What’s the best piece of advice that you’ve received as a singer?
I consider that to be something I’ve taken from Michael Jackson, that is to “believe in yourself” and your instincts.
What’s on heavy rotation on your iTunes at the moment?
It’s been Adele’s 25 for the past few months. I’ve also been quite impressed by new local talent Gentle Bones – he writes good songs!
What would you say has been the most memorable collaboration for you so far?
My most memorable collaborations must have been with Jason Mraz on “I Am Alive”, and with CNBLUE singer Jung Yong-hwa on “Checkmate”. With each, I co-wrote and co-produced with the respective artistes, which made the process more engaging, personal and fun.
You’ve sung a couple of National Day songs. Do you have a personal favourite one?
It has to be “Count On Me Singapore” by Clement Chou! I grew up singing that song.
You’ve always been known for being quite the streetwear fan. Has your personal style has evolved?
I’ve always been a fan of Japanese streetwear culture. I would say my personal style has always been Military-inspired, with a sporty touch. My current fashion obsession are Goro’s accessories and Hiroshi Fujiwara designs.
Fess up. How much time do you spend on fixing your signature do?
In my own time, I usually just put on a cap and go. When it comes to work, I usually need about 30 minutes to get my hair fixed.
It’s such a big part of your look: would you ever consider changing your hair style?
It has to suit me and the occasion. There have been unique occasions I actually do drastically different looks, like for charity.
If you could spend 24 hours as anyone else, who would you pick?
I’d love to spend a day as Kiki Raikkonen – to have his skills and know how it’s like to be a professional Formula One driver.
What would you consider your biggest achievement to date?
I think that I’ve been fortunate to have worked with the greatest artistes and musicians from different parts of the world. I do look forward to taking that further, and to bring music-making to the next level – to bridge the gap between languages, genres, and even industries.
Photography Shao Ting Kuei
Styling Titien Wang
Hair Peter Wu / Headline Salon Taipei
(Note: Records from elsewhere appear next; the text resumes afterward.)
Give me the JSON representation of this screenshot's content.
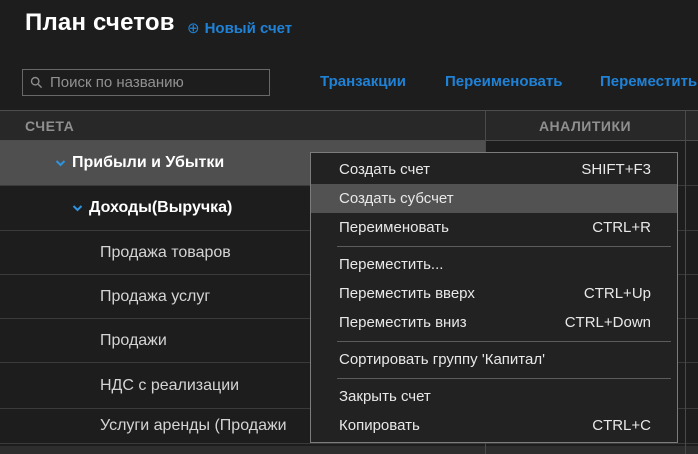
{
  "header": {
    "title": "План счетов",
    "new_account_label": "Новый счет",
    "plus_glyph": "⊕",
    "search_placeholder": "Поиск по названию",
    "actions": [
      "Транзакции",
      "Переименовать",
      "Переместить"
    ]
  },
  "table": {
    "columns": {
      "accounts": "СЧЕТА",
      "analytics": "АНАЛИТИКИ"
    },
    "rows": [
      {
        "label": "Прибыли и Убытки",
        "level": 0,
        "expanded": true,
        "parent": true,
        "selected": true
      },
      {
        "label": "Доходы(Выручка)",
        "level": 1,
        "expanded": true,
        "parent": true
      },
      {
        "label": "Продажа товаров",
        "level": 2
      },
      {
        "label": "Продажа услуг",
        "level": 2
      },
      {
        "label": "Продажи",
        "level": 2
      },
      {
        "label": "НДС с реализации",
        "level": 2
      },
      {
        "label": "Услуги аренды (Продажи",
        "level": 2
      }
    ]
  },
  "context_menu": {
    "items": [
      {
        "label": "Создать счет",
        "shortcut": "SHIFT+F3"
      },
      {
        "label": "Создать субсчет",
        "shortcut": "",
        "highlighted": true
      },
      {
        "label": "Переименовать",
        "shortcut": "CTRL+R"
      },
      {
        "separator": true
      },
      {
        "label": "Переместить...",
        "shortcut": ""
      },
      {
        "label": "Переместить вверх",
        "shortcut": "CTRL+Up"
      },
      {
        "label": "Переместить вниз",
        "shortcut": "CTRL+Down"
      },
      {
        "separator": true
      },
      {
        "label": "Сортировать группу 'Капитал'",
        "shortcut": ""
      },
      {
        "separator": true
      },
      {
        "label": "Закрыть счет",
        "shortcut": ""
      },
      {
        "label": "Копировать",
        "shortcut": "CTRL+C"
      }
    ]
  },
  "colors": {
    "accent_blue": "#1f82d6",
    "chevron_blue": "#2f94e0",
    "selected_row": "#4f4f4f",
    "menu_highlight": "#525252",
    "background": "#1d1d1d",
    "header_band": "#282828"
  }
}
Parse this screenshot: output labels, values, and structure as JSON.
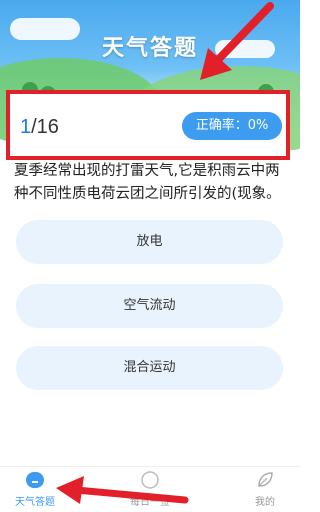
{
  "header": {
    "title": "天气答题"
  },
  "progress": {
    "current": "1",
    "total": "/16",
    "accuracy": "正确率：0%"
  },
  "question": {
    "text": "夏季经常出现的打雷天气,它是积雨云中两种不同性质电荷云团之间所引发的(现象。"
  },
  "options": [
    {
      "label": "放电"
    },
    {
      "label": "空气流动"
    },
    {
      "label": "混合运动"
    }
  ],
  "nav": {
    "items": [
      {
        "label": "天气答题",
        "icon": "quiz-icon",
        "active": true
      },
      {
        "label": "每日一签",
        "icon": "daily-sign-icon",
        "active": false
      },
      {
        "label": "我的",
        "icon": "leaf-icon",
        "active": false
      }
    ]
  },
  "colors": {
    "accent": "#3d9bf0",
    "highlight": "#e1202a",
    "option_bg": "#e9f3fd"
  }
}
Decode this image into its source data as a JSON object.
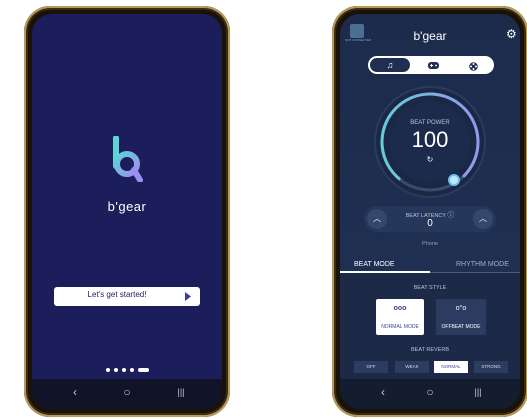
{
  "splash": {
    "brand": "b'gear",
    "start_button": "Let's get started!",
    "page_dots": 5,
    "active_dot": 5,
    "nav": {
      "back": "‹",
      "home": "○",
      "recents": "|||"
    }
  },
  "main": {
    "header": {
      "title": "b'gear",
      "device_label": "NOT CONNECTED"
    },
    "tabs": [
      {
        "name": "music",
        "icon": "♫",
        "active": true
      },
      {
        "name": "game",
        "icon": "🎮",
        "active": false
      },
      {
        "name": "movie",
        "icon": "🎞",
        "active": false
      }
    ],
    "beat_power": {
      "label": "BEAT POWER",
      "value": "100",
      "refresh_icon": "↻",
      "level": 1.0
    },
    "beat_latency": {
      "label": "BEAT LATENCY",
      "value": "0",
      "device": "Phone",
      "info_icon": "ⓘ"
    },
    "mode_tabs": [
      {
        "label": "BEAT MODE",
        "active": true
      },
      {
        "label": "RHYTHM MODE",
        "active": false
      }
    ],
    "beat_style": {
      "label": "BEAT STYLE",
      "options": [
        {
          "label": "NORMAL MODE",
          "icon": "ooo",
          "selected": true
        },
        {
          "label": "OFFBEAT MODE",
          "icon": "o°o",
          "selected": false
        }
      ]
    },
    "beat_reverb": {
      "label": "BEAT REVERB",
      "options": [
        {
          "label": "OFF",
          "selected": false
        },
        {
          "label": "WEAK",
          "selected": false
        },
        {
          "label": "NORMAL",
          "selected": true
        },
        {
          "label": "STRONG",
          "selected": false
        }
      ]
    },
    "nav": {
      "back": "‹",
      "home": "○",
      "recents": "|||"
    }
  },
  "colors": {
    "accent_teal": "#5fd4d4",
    "accent_purple": "#9a8ff0",
    "splash_bg": "#1c1e5b"
  }
}
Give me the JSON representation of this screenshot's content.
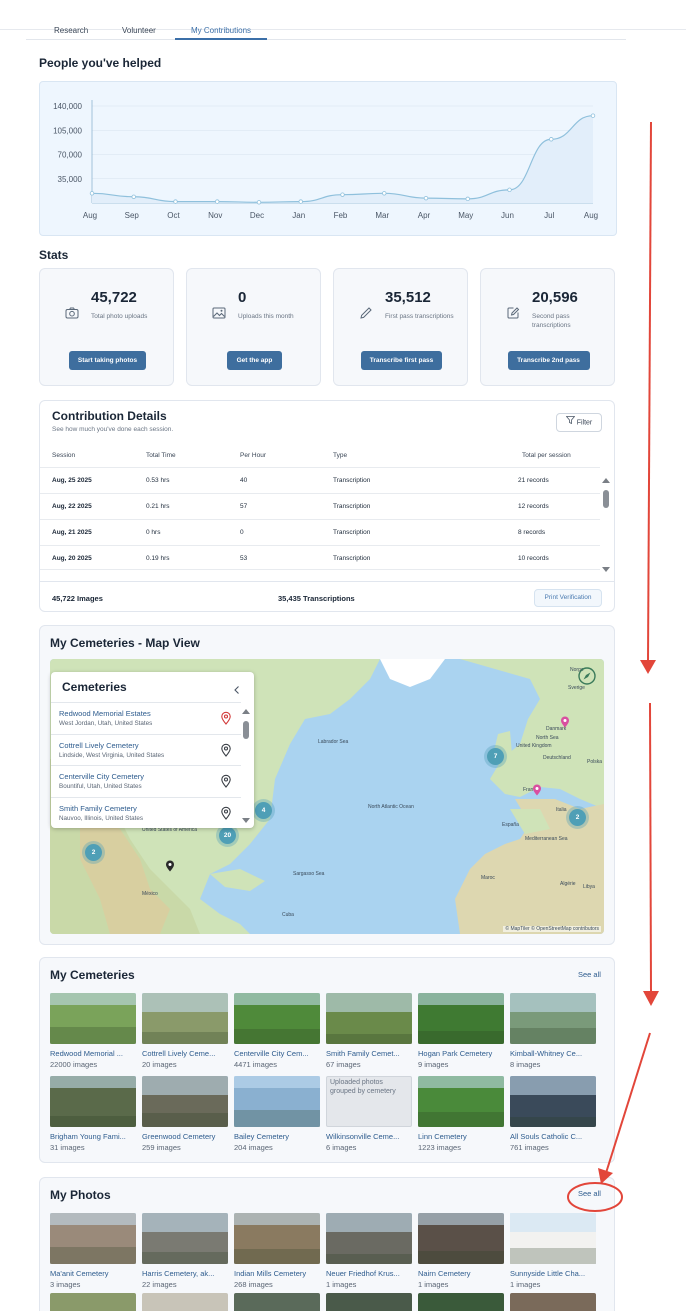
{
  "tabs": [
    "Research",
    "Volunteer",
    "My Contributions"
  ],
  "people_title": "People you've helped",
  "chart_data": {
    "type": "area",
    "categories": [
      "Aug",
      "Sep",
      "Oct",
      "Nov",
      "Dec",
      "Jan",
      "Feb",
      "Mar",
      "Apr",
      "May",
      "Jun",
      "Jul",
      "Aug"
    ],
    "values": [
      14000,
      9000,
      2000,
      2000,
      1000,
      2000,
      12000,
      14000,
      7000,
      6000,
      19000,
      92000,
      126000
    ],
    "yticks": [
      "140,000",
      "105,000",
      "70,000",
      "35,000"
    ],
    "ylim": [
      0,
      140000
    ],
    "grid": true,
    "color": "#8fc0dc"
  },
  "stats_title": "Stats",
  "stats": [
    {
      "icon": "camera-icon",
      "value": "45,722",
      "label": "Total photo uploads",
      "button": "Start taking photos"
    },
    {
      "icon": "image-icon",
      "value": "0",
      "label": "Uploads this month",
      "button": "Get the app"
    },
    {
      "icon": "pencil-icon",
      "value": "35,512",
      "label": "First pass transcriptions",
      "button": "Transcribe first pass"
    },
    {
      "icon": "edit-icon",
      "value": "20,596",
      "label": "Second pass transcriptions",
      "button": "Transcribe 2nd pass"
    }
  ],
  "details": {
    "title": "Contribution Details",
    "subtitle": "See how much you've done each session.",
    "filter": "Filter",
    "headers": [
      "Session",
      "Total Time",
      "Per Hour",
      "Type",
      "Total per session"
    ],
    "rows": [
      [
        "Aug, 25 2025",
        "0.53 hrs",
        "40",
        "Transcription",
        "21 records"
      ],
      [
        "Aug, 22 2025",
        "0.21 hrs",
        "57",
        "Transcription",
        "12 records"
      ],
      [
        "Aug, 21 2025",
        "0 hrs",
        "0",
        "Transcription",
        "8 records"
      ],
      [
        "Aug, 20 2025",
        "0.19 hrs",
        "53",
        "Transcription",
        "10 records"
      ]
    ],
    "footer_images": "45,722 Images",
    "footer_trans": "35,435 Transcriptions",
    "print": "Print Verification"
  },
  "mapview": {
    "title": "My Cemeteries - Map View",
    "panel_title": "Cemeteries",
    "items": [
      {
        "name": "Redwood Memorial Estates",
        "loc": "West Jordan, Utah, United States"
      },
      {
        "name": "Cottrell Lively Cemetery",
        "loc": "Lindside, West Virginia, United States"
      },
      {
        "name": "Centerville City Cemetery",
        "loc": "Bountiful, Utah, United States"
      },
      {
        "name": "Smith Family Cemetery",
        "loc": "Nauvoo, Illinois, United States"
      }
    ],
    "clusters": [
      "4",
      "20",
      "2",
      "7",
      "2"
    ],
    "labels": [
      "Labrador Sea",
      "North Atlantic Ocean",
      "Sargasso Sea",
      "United States of America",
      "México",
      "United Kingdom",
      "France",
      "España",
      "Deutschland",
      "Polska",
      "Mediterranean Sea",
      "Algérie",
      "Libya",
      "Maroc",
      "Norge",
      "Sverige",
      "Danmark",
      "North Sea",
      "Cuba",
      "Italia"
    ],
    "attribution": "© MapTiler © OpenStreetMap contributors"
  },
  "cemeteries": {
    "title": "My Cemeteries",
    "see_all": "See all",
    "items": [
      {
        "name": "Redwood Memorial ...",
        "count": "22000 images",
        "color": "#7aa35a"
      },
      {
        "name": "Cottrell Lively Ceme...",
        "count": "20 images",
        "color": "#8a9a6a"
      },
      {
        "name": "Centerville City Cem...",
        "count": "4471 images",
        "color": "#4f8a3a"
      },
      {
        "name": "Smith Family Cemet...",
        "count": "67 images",
        "color": "#6a8a4a"
      },
      {
        "name": "Hogan Park Cemetery",
        "count": "9 images",
        "color": "#3f7a32"
      },
      {
        "name": "Kimball-Whitney Ce...",
        "count": "8 images",
        "color": "#7a9a7a"
      },
      {
        "name": "Brigham Young Fami...",
        "count": "31 images",
        "color": "#5a6a4a"
      },
      {
        "name": "Greenwood Cemetery",
        "count": "259 images",
        "color": "#6a6a5a"
      },
      {
        "name": "Bailey Cemetery",
        "count": "204 images",
        "color": "#8ab0d0"
      },
      {
        "name": "Wilkinsonville Ceme...",
        "count": "6 images",
        "color": "#e4e7eb"
      },
      {
        "name": "Linn Cemetery",
        "count": "1223 images",
        "color": "#4a8a3a"
      },
      {
        "name": "All Souls Catholic C...",
        "count": "761 images",
        "color": "#3a4a5a"
      }
    ],
    "placeholder_alt": "Uploaded photos grouped by cemetery"
  },
  "photos": {
    "title": "My Photos",
    "see_all": "See all",
    "items": [
      {
        "name": "Ma'anit Cemetery",
        "count": "3 images",
        "color": "#9a8a7a"
      },
      {
        "name": "Harris Cemetery, ak...",
        "count": "22 images",
        "color": "#7a7a72"
      },
      {
        "name": "Indian Mills Cemetery",
        "count": "268 images",
        "color": "#8a7a60"
      },
      {
        "name": "Neuer Friedhof Krus...",
        "count": "1 images",
        "color": "#6a6a62"
      },
      {
        "name": "Nairn Cemetery",
        "count": "1 images",
        "color": "#5a5048"
      },
      {
        "name": "Sunnyside Little Cha...",
        "count": "1 images",
        "color": "#f2f2f0"
      }
    ]
  }
}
Grooming Ara Wu / Pretty Cool Taipei
Outfits Prada, Gucci, Dior Homme, Valentino, Fendi, Ermenegildo Zegna Couture, Tod’s, Jimmy Choo, Omega.
This article was first published in Men’s Folio.